— WORK ORDER —
All of the data needs to be printed again, exactly as written.

━━━ EXERCISE DATA

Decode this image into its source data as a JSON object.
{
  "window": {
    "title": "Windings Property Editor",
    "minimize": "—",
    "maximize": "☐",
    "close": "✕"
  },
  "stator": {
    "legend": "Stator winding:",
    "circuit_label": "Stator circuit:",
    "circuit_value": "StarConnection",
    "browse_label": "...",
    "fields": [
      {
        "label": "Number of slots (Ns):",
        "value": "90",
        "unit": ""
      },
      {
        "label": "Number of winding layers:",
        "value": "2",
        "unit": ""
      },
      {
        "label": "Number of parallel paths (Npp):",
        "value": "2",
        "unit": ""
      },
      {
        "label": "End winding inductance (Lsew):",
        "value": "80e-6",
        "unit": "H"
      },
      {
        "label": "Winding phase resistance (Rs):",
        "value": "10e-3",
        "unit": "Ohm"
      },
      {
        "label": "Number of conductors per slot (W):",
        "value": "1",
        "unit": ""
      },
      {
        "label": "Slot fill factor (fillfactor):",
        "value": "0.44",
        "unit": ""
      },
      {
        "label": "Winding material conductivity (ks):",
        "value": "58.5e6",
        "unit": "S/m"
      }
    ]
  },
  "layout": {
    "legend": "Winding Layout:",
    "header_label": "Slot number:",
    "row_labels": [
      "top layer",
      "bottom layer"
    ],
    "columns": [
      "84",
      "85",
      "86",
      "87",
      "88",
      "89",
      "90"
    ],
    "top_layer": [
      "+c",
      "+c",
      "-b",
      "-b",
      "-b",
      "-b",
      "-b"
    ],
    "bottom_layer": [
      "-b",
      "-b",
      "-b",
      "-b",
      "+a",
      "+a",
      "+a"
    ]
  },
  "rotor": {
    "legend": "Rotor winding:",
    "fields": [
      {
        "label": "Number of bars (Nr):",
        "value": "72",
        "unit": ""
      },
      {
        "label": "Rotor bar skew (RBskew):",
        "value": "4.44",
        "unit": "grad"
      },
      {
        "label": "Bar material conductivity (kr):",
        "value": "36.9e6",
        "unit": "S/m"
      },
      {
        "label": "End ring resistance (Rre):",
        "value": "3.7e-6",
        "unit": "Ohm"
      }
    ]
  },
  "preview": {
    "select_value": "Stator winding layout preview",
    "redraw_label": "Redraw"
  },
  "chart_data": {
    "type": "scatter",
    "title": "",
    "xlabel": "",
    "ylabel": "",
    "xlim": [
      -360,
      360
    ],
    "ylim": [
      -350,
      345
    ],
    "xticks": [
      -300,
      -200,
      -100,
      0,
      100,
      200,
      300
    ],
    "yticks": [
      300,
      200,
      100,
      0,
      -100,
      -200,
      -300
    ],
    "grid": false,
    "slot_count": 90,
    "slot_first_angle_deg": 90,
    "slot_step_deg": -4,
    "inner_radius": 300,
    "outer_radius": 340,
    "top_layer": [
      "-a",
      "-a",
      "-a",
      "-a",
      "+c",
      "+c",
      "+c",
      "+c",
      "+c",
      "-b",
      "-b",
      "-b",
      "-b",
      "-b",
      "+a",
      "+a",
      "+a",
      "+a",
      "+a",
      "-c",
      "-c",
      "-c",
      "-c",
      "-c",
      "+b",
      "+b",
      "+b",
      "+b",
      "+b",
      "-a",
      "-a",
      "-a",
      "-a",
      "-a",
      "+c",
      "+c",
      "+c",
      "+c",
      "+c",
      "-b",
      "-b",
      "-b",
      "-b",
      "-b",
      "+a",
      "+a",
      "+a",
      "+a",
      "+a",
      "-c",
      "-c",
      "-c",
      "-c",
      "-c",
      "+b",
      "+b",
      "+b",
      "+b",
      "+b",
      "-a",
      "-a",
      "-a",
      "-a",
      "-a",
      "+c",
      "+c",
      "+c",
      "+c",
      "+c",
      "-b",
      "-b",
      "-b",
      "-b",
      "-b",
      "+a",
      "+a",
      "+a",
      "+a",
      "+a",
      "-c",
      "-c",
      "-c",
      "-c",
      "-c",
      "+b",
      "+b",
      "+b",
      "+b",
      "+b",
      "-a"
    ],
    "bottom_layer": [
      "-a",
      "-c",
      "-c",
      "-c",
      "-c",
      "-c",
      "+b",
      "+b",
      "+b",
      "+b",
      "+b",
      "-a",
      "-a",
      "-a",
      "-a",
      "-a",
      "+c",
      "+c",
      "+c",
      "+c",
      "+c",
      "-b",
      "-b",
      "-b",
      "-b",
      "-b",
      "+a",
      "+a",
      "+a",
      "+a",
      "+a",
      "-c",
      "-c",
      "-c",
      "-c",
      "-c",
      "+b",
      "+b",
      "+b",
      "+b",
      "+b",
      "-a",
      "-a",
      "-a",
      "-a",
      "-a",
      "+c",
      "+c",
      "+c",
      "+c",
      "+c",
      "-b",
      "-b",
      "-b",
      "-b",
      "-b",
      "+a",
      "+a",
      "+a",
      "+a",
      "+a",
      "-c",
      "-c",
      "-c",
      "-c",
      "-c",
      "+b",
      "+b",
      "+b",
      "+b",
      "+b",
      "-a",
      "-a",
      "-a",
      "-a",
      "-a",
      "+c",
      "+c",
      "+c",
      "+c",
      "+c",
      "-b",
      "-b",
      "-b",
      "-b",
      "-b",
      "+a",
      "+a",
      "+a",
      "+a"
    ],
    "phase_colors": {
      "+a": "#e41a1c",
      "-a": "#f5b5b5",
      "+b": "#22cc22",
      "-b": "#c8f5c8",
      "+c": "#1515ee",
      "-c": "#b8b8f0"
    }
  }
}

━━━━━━

— SOLUTION FOR THIS EXERCISE —
Decode this image into its source data as a JSON object.
{
  "window": {
    "title": "Windings Property Editor",
    "minimize": "—",
    "maximize": "☐",
    "close": "✕"
  },
  "stator": {
    "legend": "Stator winding:",
    "circuit_label": "Stator circuit:",
    "circuit_value": "StarConnection",
    "browse_label": "...",
    "fields": [
      {
        "label": "Number of slots (Ns):",
        "value": "90",
        "unit": ""
      },
      {
        "label": "Number of winding layers:",
        "value": "2",
        "unit": ""
      },
      {
        "label": "Number of parallel paths (Npp):",
        "value": "2",
        "unit": ""
      },
      {
        "label": "End winding inductance (Lsew):",
        "value": "80e-6",
        "unit": "H"
      },
      {
        "label": "Winding phase resistance (Rs):",
        "value": "10e-3",
        "unit": "Ohm"
      },
      {
        "label": "Number of conductors per slot (W):",
        "value": "1",
        "unit": ""
      },
      {
        "label": "Slot fill factor (fillfactor):",
        "value": "0.44",
        "unit": ""
      },
      {
        "label": "Winding material conductivity (ks):",
        "value": "58.5e6",
        "unit": "S/m"
      }
    ]
  },
  "layout": {
    "legend": "Winding Layout:",
    "header_label": "Slot number:",
    "row_labels": [
      "top layer",
      "bottom layer"
    ],
    "columns": [
      "84",
      "85",
      "86",
      "87",
      "88",
      "89",
      "90"
    ],
    "top_layer": [
      "+c",
      "+c",
      "-b",
      "-b",
      "-b",
      "-b",
      "-b"
    ],
    "bottom_layer": [
      "-b",
      "-b",
      "-b",
      "-b",
      "+a",
      "+a",
      "+a"
    ]
  },
  "rotor": {
    "legend": "Rotor winding:",
    "fields": [
      {
        "label": "Number of bars (Nr):",
        "value": "72",
        "unit": ""
      },
      {
        "label": "Rotor bar skew (RBskew):",
        "value": "4.44",
        "unit": "grad"
      },
      {
        "label": "Bar material conductivity (kr):",
        "value": "36.9e6",
        "unit": "S/m"
      },
      {
        "label": "End ring resistance (Rre):",
        "value": "3.7e-6",
        "unit": "Ohm"
      }
    ]
  },
  "preview": {
    "select_value": "Stator winding layout preview",
    "redraw_label": "Redraw"
  },
  "chart_data": {
    "type": "scatter",
    "title": "",
    "xlabel": "",
    "ylabel": "",
    "xlim": [
      -360,
      360
    ],
    "ylim": [
      -350,
      345
    ],
    "xticks": [
      -300,
      -200,
      -100,
      0,
      100,
      200,
      300
    ],
    "yticks": [
      300,
      200,
      100,
      0,
      -100,
      -200,
      -300
    ],
    "grid": false,
    "slot_count": 90,
    "slot_first_angle_deg": 90,
    "slot_step_deg": -4,
    "inner_radius": 300,
    "outer_radius": 340,
    "top_layer": [
      "-a",
      "-a",
      "-a",
      "-a",
      "+c",
      "+c",
      "+c",
      "+c",
      "+c",
      "-b",
      "-b",
      "-b",
      "-b",
      "-b",
      "+a",
      "+a",
      "+a",
      "+a",
      "+a",
      "-c",
      "-c",
      "-c",
      "-c",
      "-c",
      "+b",
      "+b",
      "+b",
      "+b",
      "+b",
      "-a",
      "-a",
      "-a",
      "-a",
      "-a",
      "+c",
      "+c",
      "+c",
      "+c",
      "+c",
      "-b",
      "-b",
      "-b",
      "-b",
      "-b",
      "+a",
      "+a",
      "+a",
      "+a",
      "+a",
      "-c",
      "-c",
      "-c",
      "-c",
      "-c",
      "+b",
      "+b",
      "+b",
      "+b",
      "+b",
      "-a",
      "-a",
      "-a",
      "-a",
      "-a",
      "+c",
      "+c",
      "+c",
      "+c",
      "+c",
      "-b",
      "-b",
      "-b",
      "-b",
      "-b",
      "+a",
      "+a",
      "+a",
      "+a",
      "+a",
      "-c",
      "-c",
      "-c",
      "-c",
      "-c",
      "+b",
      "+b",
      "+b",
      "+b",
      "+b",
      "-a"
    ],
    "bottom_layer": [
      "-a",
      "-c",
      "-c",
      "-c",
      "-c",
      "-c",
      "+b",
      "+b",
      "+b",
      "+b",
      "+b",
      "-a",
      "-a",
      "-a",
      "-a",
      "-a",
      "+c",
      "+c",
      "+c",
      "+c",
      "+c",
      "-b",
      "-b",
      "-b",
      "-b",
      "-b",
      "+a",
      "+a",
      "+a",
      "+a",
      "+a",
      "-c",
      "-c",
      "-c",
      "-c",
      "-c",
      "+b",
      "+b",
      "+b",
      "+b",
      "+b",
      "-a",
      "-a",
      "-a",
      "-a",
      "-a",
      "+c",
      "+c",
      "+c",
      "+c",
      "+c",
      "-b",
      "-b",
      "-b",
      "-b",
      "-b",
      "+a",
      "+a",
      "+a",
      "+a",
      "+a",
      "-c",
      "-c",
      "-c",
      "-c",
      "-c",
      "+b",
      "+b",
      "+b",
      "+b",
      "+b",
      "-a",
      "-a",
      "-a",
      "-a",
      "-a",
      "+c",
      "+c",
      "+c",
      "+c",
      "+c",
      "-b",
      "-b",
      "-b",
      "-b",
      "-b",
      "+a",
      "+a",
      "+a",
      "+a"
    ],
    "phase_colors": {
      "+a": "#e41a1c",
      "-a": "#f5b5b5",
      "+b": "#22cc22",
      "-b": "#c8f5c8",
      "+c": "#1515ee",
      "-c": "#b8b8f0"
    }
  }
}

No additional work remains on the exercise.